just a couple of months ago. So when Sarah was faced with the unbelievable and horrible reality of Ted's death Wednesday
morning, at least she knew what she had to do.
You can bury someone on your own land in this state, as long as you have at least five acres. The body must be in a
box of some kind and the grave must be at least 4 ½ feet deep. With no embalming, the burial must be accomplished within
twenty-four hours of death.
It might be that you have people who have to travel more than a few hours to attend a funeral in your family; it might be
that it's very important to some of them to view the remains. Then you need embalming. Or it might be that you prefer to turn
everything over to a professional and don't mind paying for it. But if not, you might want to consider doing it the old-fashioned
way. I always assumed I'd prefer this mainly to avoid spending a lot of money, but Wednesday I saw some other reasons.

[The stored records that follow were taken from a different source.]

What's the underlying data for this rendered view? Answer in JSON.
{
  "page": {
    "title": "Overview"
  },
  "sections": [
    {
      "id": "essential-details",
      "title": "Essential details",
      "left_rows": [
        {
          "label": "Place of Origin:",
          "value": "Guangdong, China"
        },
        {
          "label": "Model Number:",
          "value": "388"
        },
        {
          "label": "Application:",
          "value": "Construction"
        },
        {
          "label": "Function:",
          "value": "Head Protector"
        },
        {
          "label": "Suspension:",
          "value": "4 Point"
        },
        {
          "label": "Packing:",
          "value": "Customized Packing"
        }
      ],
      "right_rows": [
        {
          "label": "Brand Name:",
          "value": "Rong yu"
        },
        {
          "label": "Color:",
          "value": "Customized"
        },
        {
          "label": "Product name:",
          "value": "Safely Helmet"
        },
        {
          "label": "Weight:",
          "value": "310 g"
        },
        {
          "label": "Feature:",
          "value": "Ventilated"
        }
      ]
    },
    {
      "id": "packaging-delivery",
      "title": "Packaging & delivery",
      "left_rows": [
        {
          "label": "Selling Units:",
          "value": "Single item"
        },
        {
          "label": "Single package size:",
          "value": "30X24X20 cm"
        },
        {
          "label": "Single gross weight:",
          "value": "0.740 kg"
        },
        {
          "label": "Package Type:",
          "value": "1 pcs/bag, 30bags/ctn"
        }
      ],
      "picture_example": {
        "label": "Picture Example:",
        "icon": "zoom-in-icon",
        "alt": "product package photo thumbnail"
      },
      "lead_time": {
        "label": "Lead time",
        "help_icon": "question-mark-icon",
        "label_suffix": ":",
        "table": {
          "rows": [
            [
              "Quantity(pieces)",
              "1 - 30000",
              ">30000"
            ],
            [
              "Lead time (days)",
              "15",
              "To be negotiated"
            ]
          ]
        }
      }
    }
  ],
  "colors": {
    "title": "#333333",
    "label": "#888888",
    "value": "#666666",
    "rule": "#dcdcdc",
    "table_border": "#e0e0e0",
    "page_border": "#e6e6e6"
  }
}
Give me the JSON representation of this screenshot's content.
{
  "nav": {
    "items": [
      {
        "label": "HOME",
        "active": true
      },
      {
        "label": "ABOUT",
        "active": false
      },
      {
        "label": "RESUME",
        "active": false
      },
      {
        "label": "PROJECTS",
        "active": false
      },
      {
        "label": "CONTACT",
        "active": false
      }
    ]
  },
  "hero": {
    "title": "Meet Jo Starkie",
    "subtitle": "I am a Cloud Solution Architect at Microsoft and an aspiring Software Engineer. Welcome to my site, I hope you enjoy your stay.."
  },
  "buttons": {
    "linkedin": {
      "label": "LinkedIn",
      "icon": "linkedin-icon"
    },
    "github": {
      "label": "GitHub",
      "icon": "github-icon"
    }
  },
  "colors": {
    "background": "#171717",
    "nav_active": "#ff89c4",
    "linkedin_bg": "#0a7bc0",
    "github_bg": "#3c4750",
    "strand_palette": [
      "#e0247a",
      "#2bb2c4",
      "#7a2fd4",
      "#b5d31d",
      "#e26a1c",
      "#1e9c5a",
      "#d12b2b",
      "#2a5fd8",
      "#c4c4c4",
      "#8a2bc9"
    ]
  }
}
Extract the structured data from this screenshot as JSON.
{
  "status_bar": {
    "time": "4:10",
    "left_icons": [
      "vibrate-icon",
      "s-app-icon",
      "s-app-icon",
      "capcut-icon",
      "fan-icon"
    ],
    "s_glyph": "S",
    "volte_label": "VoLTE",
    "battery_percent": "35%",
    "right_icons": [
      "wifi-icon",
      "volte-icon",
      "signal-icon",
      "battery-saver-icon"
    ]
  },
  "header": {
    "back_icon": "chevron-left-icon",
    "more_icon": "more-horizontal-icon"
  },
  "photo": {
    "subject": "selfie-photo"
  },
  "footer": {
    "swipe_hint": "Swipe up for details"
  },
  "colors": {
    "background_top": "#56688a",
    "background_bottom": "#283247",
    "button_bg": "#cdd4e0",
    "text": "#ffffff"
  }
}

When Sarah's neighbors gathered to dig the grave, and all of them were there including three who had to cancel
workone even returned from Charlestonthere was something right about that. When we came back from the funeral home
after dark, to see about fifty people waiting, many of them holding candles
that was a moment of intense beauty.
We all walked to the grave. Someone had set up tiki lights, and someone had put a wreath on the pile of topsoil at the
head of the grave. As the coffin was carried to the grave and lowered on a stout rope, people began singing Swing Low,
Sweet Chariot. Ken Lewis of the meditation group had printed off copies of a Buddhist prayer, which we all read aloud.
Laurence White of Chloe then read a Baha'i one. Others sang Christian spirituals, and Bob Siemer yelled, "Adios, amigo!"
Clouds chased each other across the half moon. Sarah tossed the first handful of earth into the grave, and then people started
to work with the shovels.
When someone dies, there are a few things the community needs to do. They need, as individuals, to pay their last
respects to the dead. They need to support the bereaved. They need to connect, in whatever way, with the spiritual world. In
all this, the community draws together around the hole that has opened up in its midst. It seems to me that a stranger leading
events is a foreign element that impedes this coming together; and what made Wednesday special was the absence of any
impediment. The community came together in a way that felt strong and direct and natural and very real. And by burying Ted in
the same way people have done it for thousands of years, somehow it felt as though we connected with all those people
who've done it before us, with all our ancestors, with the whole cycle of births and deaths
a very comforting feeling.
THEODORE F. HOTCHKISS
Ted was a man True to himself and all those he met along life's way,
He was Humble and kind with sincere regards, each and every day.
Educated and Effulgent were qualities he possessed, which made him stand out like a star
Orderly and Outright, he went about tasks to Overcome any Obstacles there are.
Discerning and Diligently he prioritized his life and treasured SARAH as if she were gold
Observing the beauty in natural things as the seasons of life did unfold.
Resolved and with Resilience, he made his mark and never looked back with regret;
Eagerness and Empathy Enshrined his being in a way that we will never forget.
Fortitude, his strength and his gentleness combined in such a way, both physically and
Spiritually, to make him a special being;
For he didn't have to shout or make noise for attention; his formidable, awesome self was
Exposed for seeing.
Happiness was evident in his voice and his smile;
Openness and Optimism walked with him each mile.
Tenderness Touched each heart he met, and Toughness bound them Together;
Creativity molded the many objects he made, and they endured in any weather.
Hope and faith were part of his life,
Keeping on his path, he surmounted struggles and strife.
Instinctively and Intuitively, he lived one day at a time,
Smiling sublimely as each hill he did climb.
Stealth fully, some how, somewhere, he will meet us once again some day,
He will make sure that the path is clear and ready for our stay,
And he'll be there waiting to welcome us and show us the way.
With love and prayers,
Winifred and Laurence W. White
October 26, 2001